I didn't know this before, but MIF is the world's first festival, worldwide, of original new work. Entirely new commissions and special events-- nothing that's just on tour anyway. Such an ambitious, exciting idea for a town that's generally considered to be rather second-rate. Just another reason I absolutely love this place.
I'm only going to blog about things as they finish their runs at MIF, to avoid spoiling.
Pictures from the Manchester International Festival website
Based on a rather short story by Daniil Kharms, an obscure and largely forgotten writer from the pre- and early post- Soviet era. Kharms hung out with the vanguard of Theatre of the Absurd types, and his stories are full of violence, nonsequiter, characters who can't seem to act, all stuck in their heads and inertia. Some of his stories are incredibly short:
There was a red-haired man who had no eyes or ears.
Neither did he have any hair, so he was called red-haired theoretically.
He couldn't speak, since he didn't have a mouth. Neither did he have a nose.
He didn't even have any arms or legs. He had no stomach and he had no back and he had no spine and he had no innards whatsoever. He had nothing at all!
Therefore there's no knowing whom we are even talking about.
In fact it's better that we don't say any more about him.
This stage production featured Willem Dafoe and Mikhail Baryshnikov, as something like the same character, and it was stunning to watch and really intellectually intriguing.
The play itself was a stunning feat of stagecraft. A bed, seemingly broken in the middle, forcing Willem Dafoe to crouch into it, its headboard and footboard forming a kind of cage around him evoked exactly the sense of incapacity that Kharm's main character embodies. There were precise spotlights, illuminating objects floating mid-air, changing the objects' colours, lighting up hands and making them seem disembodied. Visually, it was a fantastic spectacle.
It was absurd. In fact, at some points, it was downright bonkers. It was spooky, in that dark Russian way. Watching Baryshnikov pose, with arms up near his head, and let out a piercing scream is unnerving enough. Watching him take one step, pose again, and scream in exactly the same way 15 times in a row is enough to make you hold your heart. But it was also really funny, in a jovial, almost overdone, finger-snapping, toe-tapping tone. The use of music, from 'Give Me That Old Time Religion' to Russian folk songs contrasted in a way that almost jarred-- but because everything in the show jars, it just seems to work.
And that's why I got really interested in this show, and started thinking of it as more than just something amazing to watch.
Because I am an incessant researcher (as in, incapable of doing anything without looking up what it'll be like first), I not only read the short story, but I also read some analyses of his work before I went to the play. No one else that I've spoken to about this show had read the short story, so I'm intrigued by how different my experience was to other peoples. See this review by David Hartley for an example.
The show is not actually just an adaptation of one Kharms short story. In fact, it inserts several of his short stories into the general plot of The Old Woman. But the choices that have been made, in creating this production, are absolutely fascinating. Why did they change the last words that the main character said? In a lot of ways, the stage production wasn't like the short story at all.

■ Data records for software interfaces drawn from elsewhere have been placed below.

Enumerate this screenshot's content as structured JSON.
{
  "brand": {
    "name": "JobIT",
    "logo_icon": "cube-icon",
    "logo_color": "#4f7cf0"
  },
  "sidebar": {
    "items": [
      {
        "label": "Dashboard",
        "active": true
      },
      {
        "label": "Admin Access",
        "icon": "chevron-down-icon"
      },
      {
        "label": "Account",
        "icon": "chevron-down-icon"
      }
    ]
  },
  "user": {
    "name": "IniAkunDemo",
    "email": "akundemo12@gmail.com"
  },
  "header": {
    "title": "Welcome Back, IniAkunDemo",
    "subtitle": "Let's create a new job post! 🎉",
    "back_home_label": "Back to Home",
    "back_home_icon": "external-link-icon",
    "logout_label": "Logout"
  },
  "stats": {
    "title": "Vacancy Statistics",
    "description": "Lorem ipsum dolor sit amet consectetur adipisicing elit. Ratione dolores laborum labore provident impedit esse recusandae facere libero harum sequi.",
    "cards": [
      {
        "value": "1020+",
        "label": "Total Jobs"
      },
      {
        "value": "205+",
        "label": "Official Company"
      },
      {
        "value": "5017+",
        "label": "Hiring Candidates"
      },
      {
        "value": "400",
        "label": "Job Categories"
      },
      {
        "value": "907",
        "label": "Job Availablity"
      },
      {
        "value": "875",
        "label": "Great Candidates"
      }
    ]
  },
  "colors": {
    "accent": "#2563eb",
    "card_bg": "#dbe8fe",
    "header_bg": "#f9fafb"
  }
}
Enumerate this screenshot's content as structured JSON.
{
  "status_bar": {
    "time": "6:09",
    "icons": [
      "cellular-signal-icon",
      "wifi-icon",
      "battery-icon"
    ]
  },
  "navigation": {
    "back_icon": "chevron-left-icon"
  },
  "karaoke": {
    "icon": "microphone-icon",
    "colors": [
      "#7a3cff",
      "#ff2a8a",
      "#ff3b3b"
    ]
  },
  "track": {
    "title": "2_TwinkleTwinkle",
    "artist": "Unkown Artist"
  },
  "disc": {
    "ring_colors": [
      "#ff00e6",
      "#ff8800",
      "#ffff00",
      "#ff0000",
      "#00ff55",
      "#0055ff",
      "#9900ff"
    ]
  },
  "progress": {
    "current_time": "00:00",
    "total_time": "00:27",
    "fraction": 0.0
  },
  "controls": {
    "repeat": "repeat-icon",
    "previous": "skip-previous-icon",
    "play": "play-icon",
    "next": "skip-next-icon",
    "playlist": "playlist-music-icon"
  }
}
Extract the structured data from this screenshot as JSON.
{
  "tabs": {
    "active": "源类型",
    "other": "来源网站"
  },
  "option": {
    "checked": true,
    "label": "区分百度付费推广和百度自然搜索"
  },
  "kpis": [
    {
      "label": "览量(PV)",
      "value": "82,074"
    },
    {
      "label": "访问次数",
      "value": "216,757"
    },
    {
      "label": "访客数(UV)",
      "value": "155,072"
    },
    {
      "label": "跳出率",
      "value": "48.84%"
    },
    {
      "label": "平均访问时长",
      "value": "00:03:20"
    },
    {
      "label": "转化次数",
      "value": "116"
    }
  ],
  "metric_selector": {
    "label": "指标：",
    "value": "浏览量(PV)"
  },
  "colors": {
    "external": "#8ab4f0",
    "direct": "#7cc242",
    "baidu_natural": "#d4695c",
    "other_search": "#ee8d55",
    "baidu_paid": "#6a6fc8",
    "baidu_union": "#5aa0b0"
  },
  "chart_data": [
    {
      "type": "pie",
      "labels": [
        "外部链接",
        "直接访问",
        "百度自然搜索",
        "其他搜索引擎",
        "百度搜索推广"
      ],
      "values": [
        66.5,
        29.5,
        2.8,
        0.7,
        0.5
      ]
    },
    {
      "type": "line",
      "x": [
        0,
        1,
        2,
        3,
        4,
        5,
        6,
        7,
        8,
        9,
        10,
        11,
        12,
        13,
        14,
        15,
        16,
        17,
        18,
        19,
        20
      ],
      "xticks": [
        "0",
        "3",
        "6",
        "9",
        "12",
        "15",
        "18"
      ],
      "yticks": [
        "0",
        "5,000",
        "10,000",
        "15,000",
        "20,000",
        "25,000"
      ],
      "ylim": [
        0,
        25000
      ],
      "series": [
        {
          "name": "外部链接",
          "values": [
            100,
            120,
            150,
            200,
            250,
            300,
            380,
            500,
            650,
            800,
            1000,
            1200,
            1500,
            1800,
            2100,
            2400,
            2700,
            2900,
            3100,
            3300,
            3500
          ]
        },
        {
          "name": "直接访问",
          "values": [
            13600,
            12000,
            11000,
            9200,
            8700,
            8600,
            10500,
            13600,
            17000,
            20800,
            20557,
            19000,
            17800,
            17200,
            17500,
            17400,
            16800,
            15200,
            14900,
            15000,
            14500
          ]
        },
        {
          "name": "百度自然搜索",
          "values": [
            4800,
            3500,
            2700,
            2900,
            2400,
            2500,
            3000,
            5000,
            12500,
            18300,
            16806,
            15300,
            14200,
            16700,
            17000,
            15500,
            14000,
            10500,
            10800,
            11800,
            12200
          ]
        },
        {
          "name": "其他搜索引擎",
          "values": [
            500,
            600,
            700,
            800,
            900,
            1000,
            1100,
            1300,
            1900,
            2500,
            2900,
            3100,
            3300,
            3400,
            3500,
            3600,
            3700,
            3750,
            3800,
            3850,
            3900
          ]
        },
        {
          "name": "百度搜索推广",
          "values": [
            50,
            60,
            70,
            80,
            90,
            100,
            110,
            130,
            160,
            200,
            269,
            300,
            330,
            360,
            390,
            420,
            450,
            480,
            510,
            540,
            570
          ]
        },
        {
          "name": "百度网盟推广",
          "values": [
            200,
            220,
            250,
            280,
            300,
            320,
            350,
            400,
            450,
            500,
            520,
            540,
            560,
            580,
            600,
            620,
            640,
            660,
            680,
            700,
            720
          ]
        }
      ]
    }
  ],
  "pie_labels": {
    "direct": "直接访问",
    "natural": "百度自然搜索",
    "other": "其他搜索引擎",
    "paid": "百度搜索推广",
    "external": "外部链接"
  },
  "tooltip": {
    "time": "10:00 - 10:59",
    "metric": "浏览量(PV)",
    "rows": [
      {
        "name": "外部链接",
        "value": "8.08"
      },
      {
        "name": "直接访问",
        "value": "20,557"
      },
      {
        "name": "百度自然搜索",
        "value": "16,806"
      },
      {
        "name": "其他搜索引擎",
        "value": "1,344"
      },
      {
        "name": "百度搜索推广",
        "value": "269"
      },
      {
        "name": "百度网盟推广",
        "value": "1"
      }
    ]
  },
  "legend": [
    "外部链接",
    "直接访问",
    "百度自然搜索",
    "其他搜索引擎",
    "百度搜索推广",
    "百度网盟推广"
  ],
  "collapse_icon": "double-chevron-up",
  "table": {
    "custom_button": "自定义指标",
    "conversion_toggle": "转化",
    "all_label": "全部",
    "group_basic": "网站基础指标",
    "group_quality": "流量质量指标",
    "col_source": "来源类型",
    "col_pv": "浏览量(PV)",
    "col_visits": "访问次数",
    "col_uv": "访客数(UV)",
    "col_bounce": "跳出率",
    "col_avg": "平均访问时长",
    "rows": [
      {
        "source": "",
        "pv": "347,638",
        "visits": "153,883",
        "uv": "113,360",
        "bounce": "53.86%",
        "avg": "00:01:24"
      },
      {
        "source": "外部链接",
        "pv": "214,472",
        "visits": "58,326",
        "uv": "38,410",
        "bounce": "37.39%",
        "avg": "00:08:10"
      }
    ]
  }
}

Interestingly, the stage show, as a sum, is more bizarre than its parts. I'm sure many people had not read any Kharms. They must have left thinking that if an adaptation of his story ended up like this, then his writing must be absolutely off the wall, incomprehensible, disjointed and nonsensical. And that would be a shame. More than a shame: it would be wrong. Because Kharms' stories are dark, they are absurd and they are funny. But they are not nonsense or just a spectacle of words.
Kharms plays with the Russian canon. For Dostoevsky, a young man goes to an old woman's house and kills her. For Kharms, an old woman barges into a young man's house and just drops dead. But somehow, both characters have to deal with the psychological repercussions of an old woman's death. Who, then, or what, is the old woman really? His stories evoke a sense of dread, fear and the burden of being ineffectual.
And that's where the stage show excelled. Somehow, even though it wasn't very much like the short story, it managed (through the absurd treatment, through the dancing and music, through the disjointed script), to evoke the exact same dark, brooding, strange and funny things that Kharms intended.
It's official. The Festival's back.